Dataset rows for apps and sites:
■ ■ ■ ■ ■

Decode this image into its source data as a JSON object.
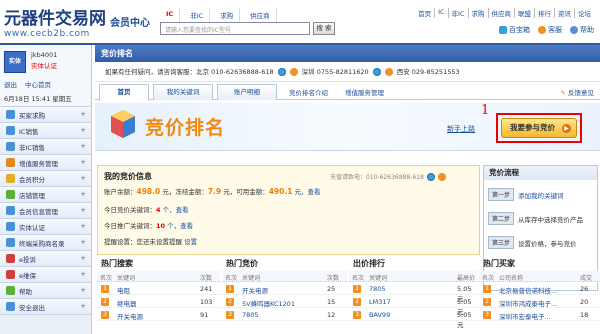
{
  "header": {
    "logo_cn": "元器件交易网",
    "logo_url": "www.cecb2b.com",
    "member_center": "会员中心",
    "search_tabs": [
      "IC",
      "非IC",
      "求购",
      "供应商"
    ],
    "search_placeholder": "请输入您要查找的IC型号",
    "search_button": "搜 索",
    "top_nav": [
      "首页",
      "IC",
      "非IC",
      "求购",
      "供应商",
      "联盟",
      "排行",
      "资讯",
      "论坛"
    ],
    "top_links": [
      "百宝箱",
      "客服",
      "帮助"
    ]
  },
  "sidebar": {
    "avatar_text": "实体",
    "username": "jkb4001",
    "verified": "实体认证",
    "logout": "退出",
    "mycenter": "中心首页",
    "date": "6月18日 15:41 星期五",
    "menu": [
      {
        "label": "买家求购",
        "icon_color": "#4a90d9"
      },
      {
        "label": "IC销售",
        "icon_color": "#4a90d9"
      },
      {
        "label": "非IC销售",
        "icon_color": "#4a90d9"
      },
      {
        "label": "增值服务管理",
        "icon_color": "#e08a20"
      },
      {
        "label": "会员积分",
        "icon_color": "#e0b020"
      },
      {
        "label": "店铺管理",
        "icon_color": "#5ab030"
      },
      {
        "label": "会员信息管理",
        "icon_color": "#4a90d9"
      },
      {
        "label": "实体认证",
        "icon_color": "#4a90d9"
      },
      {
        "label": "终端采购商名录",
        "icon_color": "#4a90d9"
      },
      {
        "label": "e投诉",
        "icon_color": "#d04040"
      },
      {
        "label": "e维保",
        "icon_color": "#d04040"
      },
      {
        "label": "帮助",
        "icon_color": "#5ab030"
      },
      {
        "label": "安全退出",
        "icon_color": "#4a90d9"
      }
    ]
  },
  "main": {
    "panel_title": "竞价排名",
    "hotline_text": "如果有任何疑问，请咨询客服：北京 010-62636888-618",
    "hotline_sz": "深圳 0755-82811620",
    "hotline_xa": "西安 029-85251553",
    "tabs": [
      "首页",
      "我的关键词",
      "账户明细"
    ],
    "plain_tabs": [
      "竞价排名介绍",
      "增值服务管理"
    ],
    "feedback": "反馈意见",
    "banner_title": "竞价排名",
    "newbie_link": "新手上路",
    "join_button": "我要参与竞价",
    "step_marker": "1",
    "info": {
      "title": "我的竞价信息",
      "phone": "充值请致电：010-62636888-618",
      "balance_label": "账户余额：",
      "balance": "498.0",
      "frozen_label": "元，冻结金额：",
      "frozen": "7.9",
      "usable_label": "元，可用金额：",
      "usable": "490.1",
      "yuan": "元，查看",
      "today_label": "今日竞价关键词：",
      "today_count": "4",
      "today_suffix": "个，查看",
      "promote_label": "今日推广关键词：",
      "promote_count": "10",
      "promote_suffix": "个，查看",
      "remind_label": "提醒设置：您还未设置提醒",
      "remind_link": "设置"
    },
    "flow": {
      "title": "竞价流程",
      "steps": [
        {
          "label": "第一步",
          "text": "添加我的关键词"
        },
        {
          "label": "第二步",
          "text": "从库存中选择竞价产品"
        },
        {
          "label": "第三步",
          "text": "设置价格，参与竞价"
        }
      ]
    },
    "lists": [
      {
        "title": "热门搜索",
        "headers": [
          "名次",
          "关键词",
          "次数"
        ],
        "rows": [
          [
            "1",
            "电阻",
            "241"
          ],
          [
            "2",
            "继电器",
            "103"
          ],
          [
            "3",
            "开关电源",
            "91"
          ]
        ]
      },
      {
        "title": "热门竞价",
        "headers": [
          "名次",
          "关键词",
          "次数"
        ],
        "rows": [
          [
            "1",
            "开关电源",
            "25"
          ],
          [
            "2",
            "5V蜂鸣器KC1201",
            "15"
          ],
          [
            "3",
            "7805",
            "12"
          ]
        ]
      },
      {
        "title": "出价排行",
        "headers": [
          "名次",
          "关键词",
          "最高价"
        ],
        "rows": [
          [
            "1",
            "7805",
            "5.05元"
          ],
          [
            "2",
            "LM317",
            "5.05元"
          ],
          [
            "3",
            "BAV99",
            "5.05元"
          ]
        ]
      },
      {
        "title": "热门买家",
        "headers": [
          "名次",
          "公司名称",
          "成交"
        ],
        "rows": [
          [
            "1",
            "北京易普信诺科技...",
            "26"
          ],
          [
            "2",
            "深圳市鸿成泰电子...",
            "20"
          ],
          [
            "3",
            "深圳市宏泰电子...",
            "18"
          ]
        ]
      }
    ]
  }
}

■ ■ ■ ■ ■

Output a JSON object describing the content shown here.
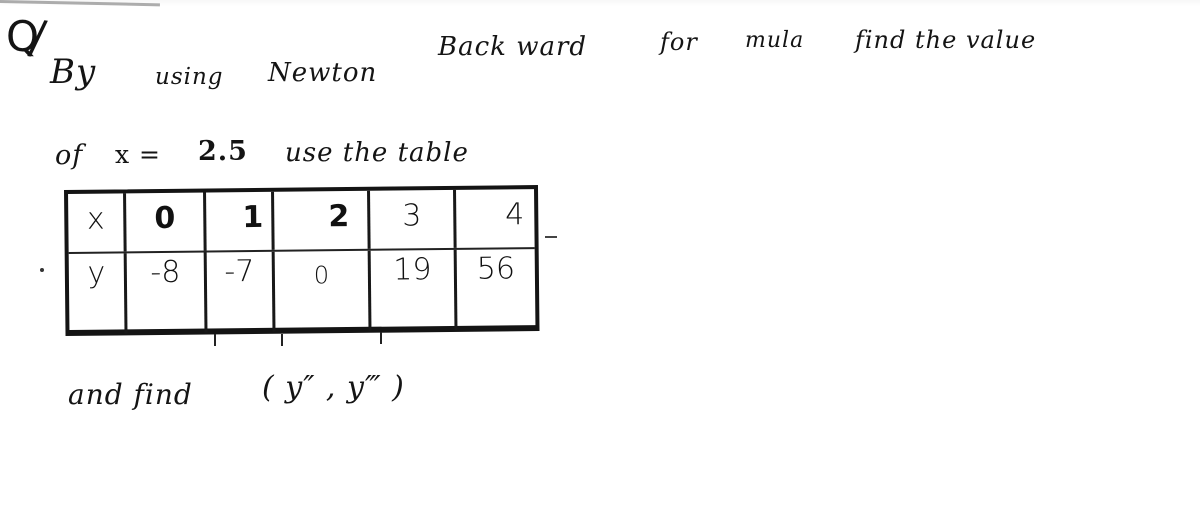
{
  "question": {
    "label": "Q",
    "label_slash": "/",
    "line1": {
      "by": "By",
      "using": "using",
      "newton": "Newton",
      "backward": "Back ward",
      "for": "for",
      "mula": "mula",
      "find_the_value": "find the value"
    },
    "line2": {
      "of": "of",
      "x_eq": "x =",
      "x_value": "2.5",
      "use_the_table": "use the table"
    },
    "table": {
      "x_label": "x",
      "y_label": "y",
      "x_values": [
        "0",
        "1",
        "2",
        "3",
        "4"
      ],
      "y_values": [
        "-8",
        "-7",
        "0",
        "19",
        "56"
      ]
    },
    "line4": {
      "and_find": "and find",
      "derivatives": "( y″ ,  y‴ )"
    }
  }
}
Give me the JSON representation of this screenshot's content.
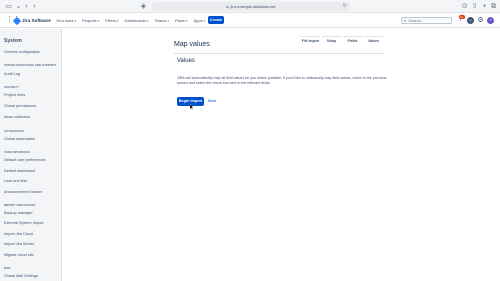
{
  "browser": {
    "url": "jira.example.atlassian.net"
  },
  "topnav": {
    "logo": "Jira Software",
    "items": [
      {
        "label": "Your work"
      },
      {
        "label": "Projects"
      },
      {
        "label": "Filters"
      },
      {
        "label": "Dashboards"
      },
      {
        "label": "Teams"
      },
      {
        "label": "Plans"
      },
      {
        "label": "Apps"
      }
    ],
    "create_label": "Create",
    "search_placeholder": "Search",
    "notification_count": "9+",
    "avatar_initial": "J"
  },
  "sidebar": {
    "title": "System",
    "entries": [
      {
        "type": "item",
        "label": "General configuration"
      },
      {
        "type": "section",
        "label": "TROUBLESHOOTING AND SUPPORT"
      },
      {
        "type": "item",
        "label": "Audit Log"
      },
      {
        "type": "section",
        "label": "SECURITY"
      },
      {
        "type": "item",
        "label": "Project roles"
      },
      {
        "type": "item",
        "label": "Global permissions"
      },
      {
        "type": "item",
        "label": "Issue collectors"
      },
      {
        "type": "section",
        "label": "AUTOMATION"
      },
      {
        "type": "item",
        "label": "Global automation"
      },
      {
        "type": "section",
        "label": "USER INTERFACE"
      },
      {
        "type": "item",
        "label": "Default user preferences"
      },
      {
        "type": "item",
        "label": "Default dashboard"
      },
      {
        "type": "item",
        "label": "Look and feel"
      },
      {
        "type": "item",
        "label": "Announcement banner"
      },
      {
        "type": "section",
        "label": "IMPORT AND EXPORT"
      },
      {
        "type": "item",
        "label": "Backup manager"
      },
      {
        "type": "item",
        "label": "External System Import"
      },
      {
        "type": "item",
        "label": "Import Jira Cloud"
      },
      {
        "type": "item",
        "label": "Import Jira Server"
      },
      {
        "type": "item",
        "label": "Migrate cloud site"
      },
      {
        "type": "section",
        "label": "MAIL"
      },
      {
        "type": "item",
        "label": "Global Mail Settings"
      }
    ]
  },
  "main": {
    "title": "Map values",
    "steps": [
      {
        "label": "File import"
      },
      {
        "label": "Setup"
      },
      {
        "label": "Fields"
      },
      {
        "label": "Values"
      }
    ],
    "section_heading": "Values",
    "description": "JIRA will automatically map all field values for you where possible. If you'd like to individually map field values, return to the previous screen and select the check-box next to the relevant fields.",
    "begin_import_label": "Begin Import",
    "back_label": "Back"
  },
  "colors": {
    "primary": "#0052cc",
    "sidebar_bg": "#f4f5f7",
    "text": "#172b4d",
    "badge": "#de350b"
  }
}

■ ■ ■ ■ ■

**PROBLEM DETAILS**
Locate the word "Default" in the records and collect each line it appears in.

**EXERCISE OUTPUT**
        "label": "Default user preferences"
        "label": "Default dashboard"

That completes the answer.